April 09 2010
I recently went to the launch of the Suzuki Burgman hydrogen-powered electric scooter at City Hall, London, where the deputy mayor introduced the Japanese machine to the massed great, green and good. The Suzuki has a 220-mile range on a £3 tank of hydrogen. It’s near-silent, emits only water vapour and is expected to make it onto British streets at about £3,500 by, possibly, 2015.
Hydrogen fuel is trendy. Governments love describing the “hydrogen highways” of the future, when hydrogen vehicles of all sorts will be able to fill up and drive around emission-less.
The Suzuki is, as you would expect, a sleek motorcycle and everyone was very excited, not least because its fuel cell is from a Leicestershire company, Intelligent Energy. Why then, did I find myself feeling like the child in Hans Christian Andersen’s The Emperor’s New Clothes?

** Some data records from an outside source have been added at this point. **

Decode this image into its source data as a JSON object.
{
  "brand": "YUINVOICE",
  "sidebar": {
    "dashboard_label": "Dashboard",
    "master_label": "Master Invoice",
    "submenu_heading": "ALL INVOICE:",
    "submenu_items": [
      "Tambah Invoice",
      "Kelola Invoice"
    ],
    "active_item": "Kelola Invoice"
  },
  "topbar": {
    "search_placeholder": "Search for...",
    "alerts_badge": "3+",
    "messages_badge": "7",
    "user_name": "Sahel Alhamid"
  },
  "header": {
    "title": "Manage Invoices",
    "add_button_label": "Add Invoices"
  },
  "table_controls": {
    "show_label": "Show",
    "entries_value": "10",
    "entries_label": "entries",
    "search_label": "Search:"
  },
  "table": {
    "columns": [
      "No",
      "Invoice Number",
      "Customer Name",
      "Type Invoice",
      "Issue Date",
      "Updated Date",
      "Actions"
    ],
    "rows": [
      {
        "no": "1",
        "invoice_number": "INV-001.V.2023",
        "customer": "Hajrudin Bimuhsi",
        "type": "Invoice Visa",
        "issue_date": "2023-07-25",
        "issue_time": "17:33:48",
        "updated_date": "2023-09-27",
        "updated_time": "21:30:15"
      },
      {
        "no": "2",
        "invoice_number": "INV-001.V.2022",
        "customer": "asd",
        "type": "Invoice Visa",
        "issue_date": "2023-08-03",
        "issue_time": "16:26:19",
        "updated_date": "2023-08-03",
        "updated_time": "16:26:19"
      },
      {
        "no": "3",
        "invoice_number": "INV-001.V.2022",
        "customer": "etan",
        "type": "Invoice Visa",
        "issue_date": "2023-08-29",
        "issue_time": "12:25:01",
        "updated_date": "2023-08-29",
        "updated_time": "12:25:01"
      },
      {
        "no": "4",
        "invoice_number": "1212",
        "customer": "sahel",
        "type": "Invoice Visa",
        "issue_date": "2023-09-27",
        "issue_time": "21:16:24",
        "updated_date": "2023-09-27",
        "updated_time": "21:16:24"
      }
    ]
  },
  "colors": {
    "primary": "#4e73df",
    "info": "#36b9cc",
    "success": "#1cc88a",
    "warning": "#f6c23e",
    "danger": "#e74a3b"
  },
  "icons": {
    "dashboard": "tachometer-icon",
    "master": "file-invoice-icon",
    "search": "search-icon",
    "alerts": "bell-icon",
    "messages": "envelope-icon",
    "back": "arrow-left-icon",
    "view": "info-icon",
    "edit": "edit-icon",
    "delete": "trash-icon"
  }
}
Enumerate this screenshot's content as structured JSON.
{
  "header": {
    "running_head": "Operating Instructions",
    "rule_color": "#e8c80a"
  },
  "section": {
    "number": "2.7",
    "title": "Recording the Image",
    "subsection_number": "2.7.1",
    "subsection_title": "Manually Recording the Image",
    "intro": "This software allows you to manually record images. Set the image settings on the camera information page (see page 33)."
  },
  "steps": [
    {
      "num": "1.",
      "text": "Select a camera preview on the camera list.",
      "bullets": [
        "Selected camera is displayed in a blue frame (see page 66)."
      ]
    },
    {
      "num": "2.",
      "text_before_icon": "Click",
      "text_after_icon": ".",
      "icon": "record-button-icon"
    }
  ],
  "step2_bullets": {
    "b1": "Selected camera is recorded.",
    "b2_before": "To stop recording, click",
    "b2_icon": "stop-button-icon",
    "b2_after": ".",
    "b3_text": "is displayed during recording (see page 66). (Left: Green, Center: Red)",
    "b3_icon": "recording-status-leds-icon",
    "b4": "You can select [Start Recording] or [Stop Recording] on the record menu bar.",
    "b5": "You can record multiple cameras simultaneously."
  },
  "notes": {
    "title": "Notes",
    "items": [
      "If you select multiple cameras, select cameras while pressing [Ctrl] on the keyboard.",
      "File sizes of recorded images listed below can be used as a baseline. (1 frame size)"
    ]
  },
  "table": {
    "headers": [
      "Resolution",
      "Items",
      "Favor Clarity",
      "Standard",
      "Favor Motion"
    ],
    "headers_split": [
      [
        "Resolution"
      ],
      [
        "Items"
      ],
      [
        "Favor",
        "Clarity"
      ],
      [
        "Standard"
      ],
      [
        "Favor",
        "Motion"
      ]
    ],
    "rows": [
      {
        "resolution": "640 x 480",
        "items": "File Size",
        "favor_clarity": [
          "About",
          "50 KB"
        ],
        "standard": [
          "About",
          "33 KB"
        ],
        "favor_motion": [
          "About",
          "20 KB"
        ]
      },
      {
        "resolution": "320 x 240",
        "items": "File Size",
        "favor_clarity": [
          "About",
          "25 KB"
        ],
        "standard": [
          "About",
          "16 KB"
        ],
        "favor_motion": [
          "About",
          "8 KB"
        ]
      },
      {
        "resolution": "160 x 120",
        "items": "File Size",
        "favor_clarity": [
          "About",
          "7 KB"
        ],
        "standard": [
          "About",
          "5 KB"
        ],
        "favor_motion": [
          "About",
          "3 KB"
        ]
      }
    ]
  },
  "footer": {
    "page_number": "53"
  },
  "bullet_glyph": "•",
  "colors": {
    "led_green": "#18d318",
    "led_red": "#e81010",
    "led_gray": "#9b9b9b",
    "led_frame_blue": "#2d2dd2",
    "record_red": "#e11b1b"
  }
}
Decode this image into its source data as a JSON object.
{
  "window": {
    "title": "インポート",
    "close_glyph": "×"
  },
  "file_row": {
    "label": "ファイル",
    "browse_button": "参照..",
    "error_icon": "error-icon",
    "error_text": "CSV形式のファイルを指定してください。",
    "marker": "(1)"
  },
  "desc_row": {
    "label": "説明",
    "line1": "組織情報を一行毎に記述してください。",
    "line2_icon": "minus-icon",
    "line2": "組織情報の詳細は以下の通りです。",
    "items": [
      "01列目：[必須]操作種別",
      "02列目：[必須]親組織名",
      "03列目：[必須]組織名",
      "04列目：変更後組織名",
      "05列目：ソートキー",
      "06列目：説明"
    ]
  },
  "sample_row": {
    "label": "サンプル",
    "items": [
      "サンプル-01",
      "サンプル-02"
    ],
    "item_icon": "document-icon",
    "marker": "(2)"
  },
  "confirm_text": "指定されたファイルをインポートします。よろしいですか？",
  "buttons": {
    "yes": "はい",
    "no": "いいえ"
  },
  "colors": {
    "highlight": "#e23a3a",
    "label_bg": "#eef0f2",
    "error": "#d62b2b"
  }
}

Four drawbacks occurred to me. First, you can’t buy it. Second, there are currently no hydrogen filling stations in all London. Third, only five or six stations are expected in the foreseeable future. And lastly, what’s touted as a benefit – that you can refuel in “less than five minutes” – seems to me a massive obstacle. Five minutes? What about when there’s a line of cars and vans at a rare filling station? You’ll be there for hours.
The thing is, I know about electric scooters. I consulted in 2008 on the UK launch of the first mass-market Chinese model. In China, some 100m of these Vespa-like machines, powered by ordinary car batteries, whirr about. They are dead cheap; the one I was involved with retailed here (and still does sporadically) at under £1,000, and offers free, green motoring – plug in overnight to charge, no tax, no parking charge, no maintenance. The problem was the charging bit. It was just too much trouble. What the public wanted was a scooter where you could slip the battery out and recharge it at home or in the office while you’re doing other things. And the lithium technology for that wasn’t available.
Enter James South, a professional poker player who has spent several years and much sweat developing the Econogo Yogo, the first detachable lithium-battery-powered electric scooter. Even though it has no reassuring Japanese brand name and no interest from government so far, I propose this is the future. It’s well made and finished, drives smoothly and silently, looks beautiful and with two batteries (you can opt for just one) delivers around 45 miles’ driving at up to 27mph in one version, 38mph in the other. The batteries are 11kg each but the average commuter will normally only need to lug one indoors at a time for a two-hour charge. The company, which is selling online only, can also customise your Yogo in a variety of ways.
I’m incredibly excited about the Yogo. I really hope, for their sake and the environment’s, that people get behind South’s dogged pursuit of a sustainable commuter scooter that you can actually buy.